Cash The Ticket: The Churchill Downs giant video board.
Thanks to the new $12 million, 171 foot-by-90 foot high-definition board, it's possible that the 140th Kentucky Derby was the first one in history in which all Derby patrons could see the race.
Trash The Ticket: Churchill Downs management.
The week leading up to the Derby was filled with public complaints from Triple Crown-winning jockeys, current horse owners and average joe bettors about how poorly Churchill management treats various constituencies of the horse-racing industry. How people are treated clearly doesn't affect attendance on Derby or Kentucky Oaks days, but the other 363 days a year, Churchill Downs could use all the public good will it can get.
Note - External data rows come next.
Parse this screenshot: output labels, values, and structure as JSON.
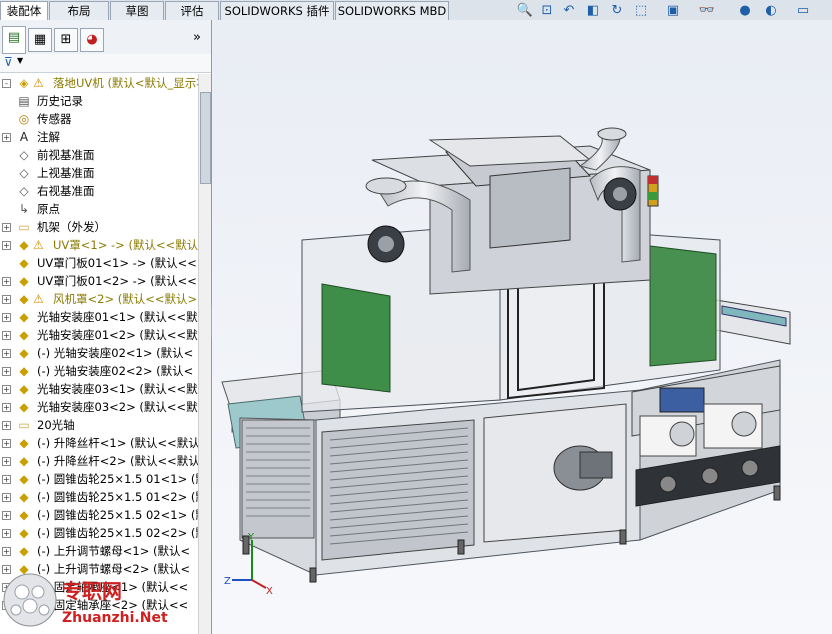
{
  "command_tabs": [
    "装配体",
    "布局",
    "草图",
    "评估",
    "SOLIDWORKS 插件",
    "SOLIDWORKS MBD"
  ],
  "view_tools": [
    "zoom-to-fit-icon",
    "zoom-area-icon",
    "previous-view-icon",
    "section-view-icon",
    "dynamic-annotation-icon",
    "view-orientation-icon",
    "display-style-icon",
    "hide-show-icon",
    "appearance-icon",
    "scene-icon",
    "display-settings-icon"
  ],
  "panel_tabs": [
    "feature-manager",
    "property-manager",
    "configuration-manager",
    "display-manager"
  ],
  "panel_expand": "»",
  "filter": "▼",
  "tree": [
    {
      "label": "落地UV机 (默认<默认_显示状",
      "icon": "assembly-icon",
      "warn": true,
      "expander": "-"
    },
    {
      "label": "历史记录",
      "icon": "history-icon",
      "warn": false,
      "expander": ""
    },
    {
      "label": "传感器",
      "icon": "sensor-icon",
      "warn": false,
      "expander": ""
    },
    {
      "label": "注解",
      "icon": "annotation-icon",
      "warn": false,
      "expander": "+"
    },
    {
      "label": "前视基准面",
      "icon": "plane-icon",
      "warn": false,
      "expander": ""
    },
    {
      "label": "上视基准面",
      "icon": "plane-icon",
      "warn": false,
      "expander": ""
    },
    {
      "label": "右视基准面",
      "icon": "plane-icon",
      "warn": false,
      "expander": ""
    },
    {
      "label": "原点",
      "icon": "origin-icon",
      "warn": false,
      "expander": ""
    },
    {
      "label": "机架（外发）",
      "icon": "folder-icon",
      "warn": false,
      "expander": "+"
    },
    {
      "label": "UV罩<1> -> (默认<<默认",
      "icon": "part-icon",
      "warn": true,
      "expander": "+"
    },
    {
      "label": "UV罩门板01<1> -> (默认<<",
      "icon": "part-icon",
      "warn": false,
      "expander": ""
    },
    {
      "label": "UV罩门板01<2> -> (默认<<",
      "icon": "part-icon",
      "warn": false,
      "expander": "+"
    },
    {
      "label": "风机罩<2> (默认<<默认>",
      "icon": "part-icon",
      "warn": true,
      "expander": "+"
    },
    {
      "label": "光轴安装座01<1> (默认<<默",
      "icon": "part-icon",
      "warn": false,
      "expander": "+"
    },
    {
      "label": "光轴安装座01<2> (默认<<默",
      "icon": "part-icon",
      "warn": false,
      "expander": "+"
    },
    {
      "label": "(-) 光轴安装座02<1> (默认<",
      "icon": "part-icon",
      "warn": false,
      "expander": "+"
    },
    {
      "label": "(-) 光轴安装座02<2> (默认<",
      "icon": "part-icon",
      "warn": false,
      "expander": "+"
    },
    {
      "label": "光轴安装座03<1> (默认<<默",
      "icon": "part-icon",
      "warn": false,
      "expander": "+"
    },
    {
      "label": "光轴安装座03<2> (默认<<默",
      "icon": "part-icon",
      "warn": false,
      "expander": "+"
    },
    {
      "label": "20光轴",
      "icon": "folder-icon",
      "warn": false,
      "expander": "+"
    },
    {
      "label": "(-) 升降丝杆<1> (默认<<默认",
      "icon": "part-icon",
      "warn": false,
      "expander": "+"
    },
    {
      "label": "(-) 升降丝杆<2> (默认<<默认",
      "icon": "part-icon",
      "warn": false,
      "expander": "+"
    },
    {
      "label": "(-) 圆锥齿轮25×1.5 01<1> (默",
      "icon": "part-icon",
      "warn": false,
      "expander": "+"
    },
    {
      "label": "(-) 圆锥齿轮25×1.5 01<2> (默",
      "icon": "part-icon",
      "warn": false,
      "expander": "+"
    },
    {
      "label": "(-) 圆锥齿轮25×1.5 02<1> (默",
      "icon": "part-icon",
      "warn": false,
      "expander": "+"
    },
    {
      "label": "(-) 圆锥齿轮25×1.5 02<2> (默",
      "icon": "part-icon",
      "warn": false,
      "expander": "+"
    },
    {
      "label": "(-) 上升调节螺母<1> (默认<",
      "icon": "part-icon",
      "warn": false,
      "expander": "+"
    },
    {
      "label": "(-) 上升调节螺母<2> (默认<",
      "icon": "part-icon",
      "warn": false,
      "expander": "+"
    },
    {
      "label": "(-) 固定轴承座<1> (默认<<",
      "icon": "part-icon",
      "warn": false,
      "expander": "+"
    },
    {
      "label": "(-) 固定轴承座<2> (默认<<",
      "icon": "part-icon",
      "warn": false,
      "expander": "+"
    }
  ],
  "triad": {
    "x": "X",
    "y": "Y",
    "z": "Z"
  },
  "watermark": {
    "title": "专职网",
    "url": "Zhuanzhi.Net"
  },
  "colors": {
    "accent": "#1f5fa8",
    "warning": "#e8b400",
    "panel_green": "#3f8f46",
    "frame": "#5f6670"
  }
}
Cash The Ticket: California.
Before Saturday, the last time a horse born in the Golden State won the Kentucky Derby, John F. Kennedy was living in the White House. The horse was Decidedly; the year was 1962.
Trash The Ticket: Calvin Borel.
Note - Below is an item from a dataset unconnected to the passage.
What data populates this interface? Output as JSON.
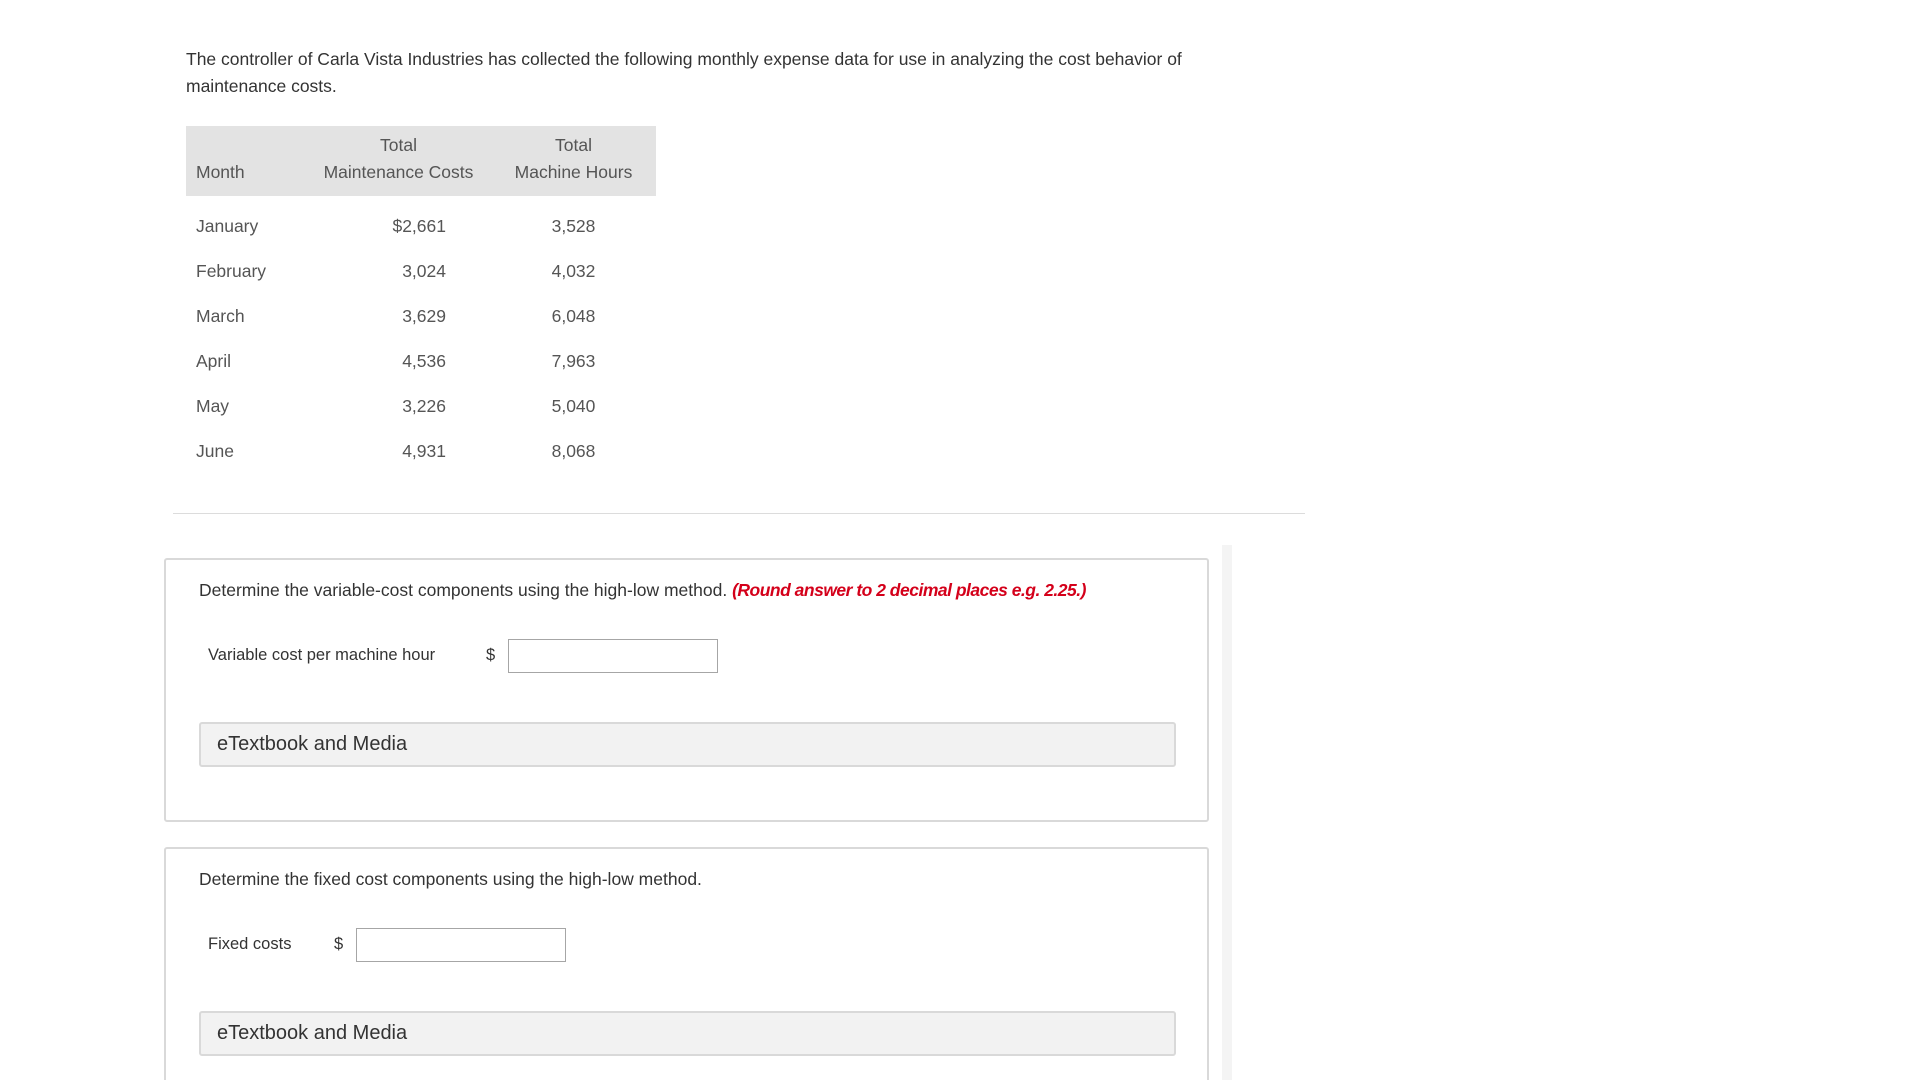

The first Saturday in May of 2014 featured something all but unheard of in recent years: a trainer unhappy with the ride that three-time Kentucky Derby winner Borel gave his horse. From the 19th post position, Borel immediately veered Ride On Curlin sharply left toward the jockey's comfort zone, along the inside of the track. Unlike the rail-hugging rides that led Borel to Derby glory in 2007, '09 and '10, however, this time the jockey never found room to run.
Afterward, trainer "Bronco Billy" Gowan was none too happy with the way his horse came to finish seventh. "Once he finally got a clear run, he was flying at the end, but it was too little, too late," Gowan said. "I thought he had a horrible trip." (For the Preakness Stakes, Gowan has replaced Borel with Joel Rosario, who finished 11th in the Derby aboard General a Rod.)
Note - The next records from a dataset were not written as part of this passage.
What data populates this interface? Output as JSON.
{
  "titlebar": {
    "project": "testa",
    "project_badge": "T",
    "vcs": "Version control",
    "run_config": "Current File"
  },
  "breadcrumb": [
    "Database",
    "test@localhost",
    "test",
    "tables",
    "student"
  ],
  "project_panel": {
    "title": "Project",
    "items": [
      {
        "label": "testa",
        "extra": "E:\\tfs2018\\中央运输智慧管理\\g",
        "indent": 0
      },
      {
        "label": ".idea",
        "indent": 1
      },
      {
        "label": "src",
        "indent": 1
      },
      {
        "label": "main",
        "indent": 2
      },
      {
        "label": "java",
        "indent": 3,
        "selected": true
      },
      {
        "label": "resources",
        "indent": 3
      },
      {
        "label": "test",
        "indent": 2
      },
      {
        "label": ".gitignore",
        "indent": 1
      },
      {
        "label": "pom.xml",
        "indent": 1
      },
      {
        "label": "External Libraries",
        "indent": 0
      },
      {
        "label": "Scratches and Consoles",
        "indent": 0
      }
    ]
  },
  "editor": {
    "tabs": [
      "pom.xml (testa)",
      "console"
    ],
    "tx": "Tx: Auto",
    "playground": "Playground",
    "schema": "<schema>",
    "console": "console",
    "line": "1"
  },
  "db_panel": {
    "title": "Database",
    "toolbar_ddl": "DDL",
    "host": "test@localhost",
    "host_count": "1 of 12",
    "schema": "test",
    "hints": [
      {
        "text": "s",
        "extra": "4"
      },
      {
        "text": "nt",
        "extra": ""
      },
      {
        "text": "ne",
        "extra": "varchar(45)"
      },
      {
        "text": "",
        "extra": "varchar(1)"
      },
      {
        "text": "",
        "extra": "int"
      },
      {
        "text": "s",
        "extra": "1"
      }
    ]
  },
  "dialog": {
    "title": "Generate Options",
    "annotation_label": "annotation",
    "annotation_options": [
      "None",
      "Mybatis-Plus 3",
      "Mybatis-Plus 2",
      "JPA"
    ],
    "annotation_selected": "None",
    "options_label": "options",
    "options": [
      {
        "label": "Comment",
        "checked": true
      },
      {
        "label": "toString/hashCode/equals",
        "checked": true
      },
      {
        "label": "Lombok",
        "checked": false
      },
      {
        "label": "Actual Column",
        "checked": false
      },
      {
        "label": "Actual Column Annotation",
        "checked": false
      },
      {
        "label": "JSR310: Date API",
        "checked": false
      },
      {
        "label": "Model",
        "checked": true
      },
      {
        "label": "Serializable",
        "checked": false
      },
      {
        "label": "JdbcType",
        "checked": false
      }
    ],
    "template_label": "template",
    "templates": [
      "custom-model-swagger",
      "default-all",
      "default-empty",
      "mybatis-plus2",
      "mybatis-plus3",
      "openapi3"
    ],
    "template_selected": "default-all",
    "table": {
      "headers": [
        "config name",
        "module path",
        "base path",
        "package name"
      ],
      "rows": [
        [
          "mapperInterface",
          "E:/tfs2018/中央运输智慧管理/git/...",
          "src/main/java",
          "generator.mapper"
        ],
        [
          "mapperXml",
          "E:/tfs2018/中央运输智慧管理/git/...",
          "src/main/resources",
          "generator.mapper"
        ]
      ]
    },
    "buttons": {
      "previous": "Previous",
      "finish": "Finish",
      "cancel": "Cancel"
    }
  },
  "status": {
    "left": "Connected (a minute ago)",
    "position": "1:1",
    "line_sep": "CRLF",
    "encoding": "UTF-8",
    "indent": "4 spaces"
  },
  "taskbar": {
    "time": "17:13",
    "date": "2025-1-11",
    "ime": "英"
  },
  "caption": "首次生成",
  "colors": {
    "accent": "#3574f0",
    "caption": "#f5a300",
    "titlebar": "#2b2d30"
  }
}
Cash The Ticket:
Younger brothers. Riding in his first Kentucky Derby, Jose Ortiz, 20, guided Samraat to a fifth-place finish. That was out of the money but good for family bragging rights. Nine places back in 14th was Uncle Sigh, ridden by Irad Ortiz Jr., 21, Jose's older brother.
Trash the Ticket: Rosie Napravnik.
Her third chance to become the first female jockey to win the Kentucky Derby ended with Vicar's in Trouble finishing dead last, 19th. Still, it was a good weekend for Napravnik, 26, who won the Kentucky Oaks for the second time in three years, this time aboard trainer Steve Asmussen's impressive filly, Untapable.
Cash the Ticket: Thoroughbred horse racing.
Given the controversy swirling around Steve Asmussen after PETA's undercover videotaping of how the trainer cares for his horses, an Asmussen sweep of the Oaks and the Derby would not exactly have been a PR boon for the sport.
Instead, Asmussen's Tapiture finished 15th in the Kentucky Derby — and the likable California Chrome crew got the spotlight.